■ EXERCISE OBJECTIVE ■
Copy each of the following entries back without change.

Website and app data records
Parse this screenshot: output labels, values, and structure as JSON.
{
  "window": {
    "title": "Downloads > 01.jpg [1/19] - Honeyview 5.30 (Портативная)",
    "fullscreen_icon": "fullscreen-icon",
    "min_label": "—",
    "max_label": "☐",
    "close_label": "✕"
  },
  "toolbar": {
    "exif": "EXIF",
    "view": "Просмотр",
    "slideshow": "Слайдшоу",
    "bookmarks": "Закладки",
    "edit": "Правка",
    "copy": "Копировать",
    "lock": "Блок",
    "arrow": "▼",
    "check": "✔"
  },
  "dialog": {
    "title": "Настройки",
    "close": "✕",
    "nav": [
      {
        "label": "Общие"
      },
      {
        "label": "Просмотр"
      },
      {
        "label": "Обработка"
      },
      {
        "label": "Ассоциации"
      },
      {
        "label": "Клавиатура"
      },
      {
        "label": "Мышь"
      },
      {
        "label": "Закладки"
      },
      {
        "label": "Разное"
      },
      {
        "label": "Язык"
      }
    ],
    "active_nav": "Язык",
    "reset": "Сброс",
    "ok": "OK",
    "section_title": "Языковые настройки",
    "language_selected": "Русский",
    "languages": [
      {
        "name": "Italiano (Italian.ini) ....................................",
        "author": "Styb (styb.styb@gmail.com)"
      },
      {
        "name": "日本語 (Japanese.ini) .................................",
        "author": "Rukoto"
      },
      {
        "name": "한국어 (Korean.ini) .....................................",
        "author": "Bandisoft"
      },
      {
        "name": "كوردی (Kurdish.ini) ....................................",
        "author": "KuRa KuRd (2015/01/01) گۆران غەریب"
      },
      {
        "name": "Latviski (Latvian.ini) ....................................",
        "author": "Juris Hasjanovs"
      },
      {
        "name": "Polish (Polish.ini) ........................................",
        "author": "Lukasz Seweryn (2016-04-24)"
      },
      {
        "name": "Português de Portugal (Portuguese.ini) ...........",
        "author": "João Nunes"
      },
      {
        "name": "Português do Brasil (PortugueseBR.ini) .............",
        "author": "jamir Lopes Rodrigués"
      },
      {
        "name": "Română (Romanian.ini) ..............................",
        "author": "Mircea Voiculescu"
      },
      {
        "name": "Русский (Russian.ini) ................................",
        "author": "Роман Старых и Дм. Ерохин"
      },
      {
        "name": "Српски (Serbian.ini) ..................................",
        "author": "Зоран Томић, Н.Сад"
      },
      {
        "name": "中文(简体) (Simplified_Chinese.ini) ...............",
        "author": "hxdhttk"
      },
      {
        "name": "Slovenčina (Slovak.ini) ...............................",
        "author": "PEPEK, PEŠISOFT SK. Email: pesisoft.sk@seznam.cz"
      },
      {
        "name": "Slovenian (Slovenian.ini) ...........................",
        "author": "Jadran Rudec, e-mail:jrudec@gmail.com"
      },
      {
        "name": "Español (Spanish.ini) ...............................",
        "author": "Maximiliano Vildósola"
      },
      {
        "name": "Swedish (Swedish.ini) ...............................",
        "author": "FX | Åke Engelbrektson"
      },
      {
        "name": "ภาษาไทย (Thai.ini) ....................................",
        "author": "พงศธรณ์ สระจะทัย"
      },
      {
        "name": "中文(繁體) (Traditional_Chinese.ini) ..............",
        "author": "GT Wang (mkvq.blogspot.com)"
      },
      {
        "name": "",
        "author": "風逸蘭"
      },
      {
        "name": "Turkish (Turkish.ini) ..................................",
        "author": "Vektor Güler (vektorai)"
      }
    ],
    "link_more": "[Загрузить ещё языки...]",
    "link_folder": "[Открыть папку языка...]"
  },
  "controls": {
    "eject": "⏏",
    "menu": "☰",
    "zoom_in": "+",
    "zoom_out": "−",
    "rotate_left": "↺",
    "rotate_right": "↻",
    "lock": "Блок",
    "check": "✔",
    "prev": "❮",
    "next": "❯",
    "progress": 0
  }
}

■ WRITTEN REPLY ■
Parse this screenshot: output labels, values, and structure as JSON.
{
  "window": {
    "title": "Downloads > 01.jpg [1/19] - Honeyview 5.30 (Портативная)",
    "fullscreen_icon": "fullscreen-icon",
    "min_label": "—",
    "max_label": "☐",
    "close_label": "✕"
  },
  "toolbar": {
    "exif": "EXIF",
    "view": "Просмотр",
    "slideshow": "Слайдшоу",
    "bookmarks": "Закладки",
    "edit": "Правка",
    "copy": "Копировать",
    "lock": "Блок",
    "arrow": "▼",
    "check": "✔"
  },
  "dialog": {
    "title": "Настройки",
    "close": "✕",
    "nav": [
      {
        "label": "Общие"
      },
      {
        "label": "Просмотр"
      },
      {
        "label": "Обработка"
      },
      {
        "label": "Ассоциации"
      },
      {
        "label": "Клавиатура"
      },
      {
        "label": "Мышь"
      },
      {
        "label": "Закладки"
      },
      {
        "label": "Разное"
      },
      {
        "label": "Язык"
      }
    ],
    "active_nav": "Язык",
    "reset": "Сброс",
    "ok": "OK",
    "section_title": "Языковые настройки",
    "language_selected": "Русский",
    "languages": [
      {
        "name": "Italiano (Italian.ini) ....................................",
        "author": "Styb (styb.styb@gmail.com)"
      },
      {
        "name": "日本語 (Japanese.ini) .................................",
        "author": "Rukoto"
      },
      {
        "name": "한국어 (Korean.ini) .....................................",
        "author": "Bandisoft"
      },
      {
        "name": "كوردی (Kurdish.ini) ....................................",
        "author": "KuRa KuRd (2015/01/01) گۆران غەریب"
      },
      {
        "name": "Latviski (Latvian.ini) ....................................",
        "author": "Juris Hasjanovs"
      },
      {
        "name": "Polish (Polish.ini) ........................................",
        "author": "Lukasz Seweryn (2016-04-24)"
      },
      {
        "name": "Português de Portugal (Portuguese.ini) ...........",
        "author": "João Nunes"
      },
      {
        "name": "Português do Brasil (PortugueseBR.ini) .............",
        "author": "jamir Lopes Rodrigués"
      },
      {
        "name": "Română (Romanian.ini) ..............................",
        "author": "Mircea Voiculescu"
      },
      {
        "name": "Русский (Russian.ini) ................................",
        "author": "Роман Старых и Дм. Ерохин"
      },
      {
        "name": "Српски (Serbian.ini) ..................................",
        "author": "Зоран Томић, Н.Сад"
      },
      {
        "name": "中文(简体) (Simplified_Chinese.ini) ...............",
        "author": "hxdhttk"
      },
      {
        "name": "Slovenčina (Slovak.ini) ...............................",
        "author": "PEPEK, PEŠISOFT SK. Email: pesisoft.sk@seznam.cz"
      },
      {
        "name": "Slovenian (Slovenian.ini) ...........................",
        "author": "Jadran Rudec, e-mail:jrudec@gmail.com"
      },
      {
        "name": "Español (Spanish.ini) ...............................",
        "author": "Maximiliano Vildósola"
      },
      {
        "name": "Swedish (Swedish.ini) ...............................",
        "author": "FX | Åke Engelbrektson"
      },
      {
        "name": "ภาษาไทย (Thai.ini) ....................................",
        "author": "พงศธรณ์ สระจะทัย"
      },
      {
        "name": "中文(繁體) (Traditional_Chinese.ini) ..............",
        "author": "GT Wang (mkvq.blogspot.com)"
      },
      {
        "name": "",
        "author": "風逸蘭"
      },
      {
        "name": "Turkish (Turkish.ini) ..................................",
        "author": "Vektor Güler (vektorai)"
      }
    ],
    "link_more": "[Загрузить ещё языки...]",
    "link_folder": "[Открыть папку языка...]"
  },
  "controls": {
    "eject": "⏏",
    "menu": "☰",
    "zoom_in": "+",
    "zoom_out": "−",
    "rotate_left": "↺",
    "rotate_right": "↻",
    "lock": "Блок",
    "check": "✔",
    "prev": "❮",
    "next": "❯",
    "progress": 0
  }
}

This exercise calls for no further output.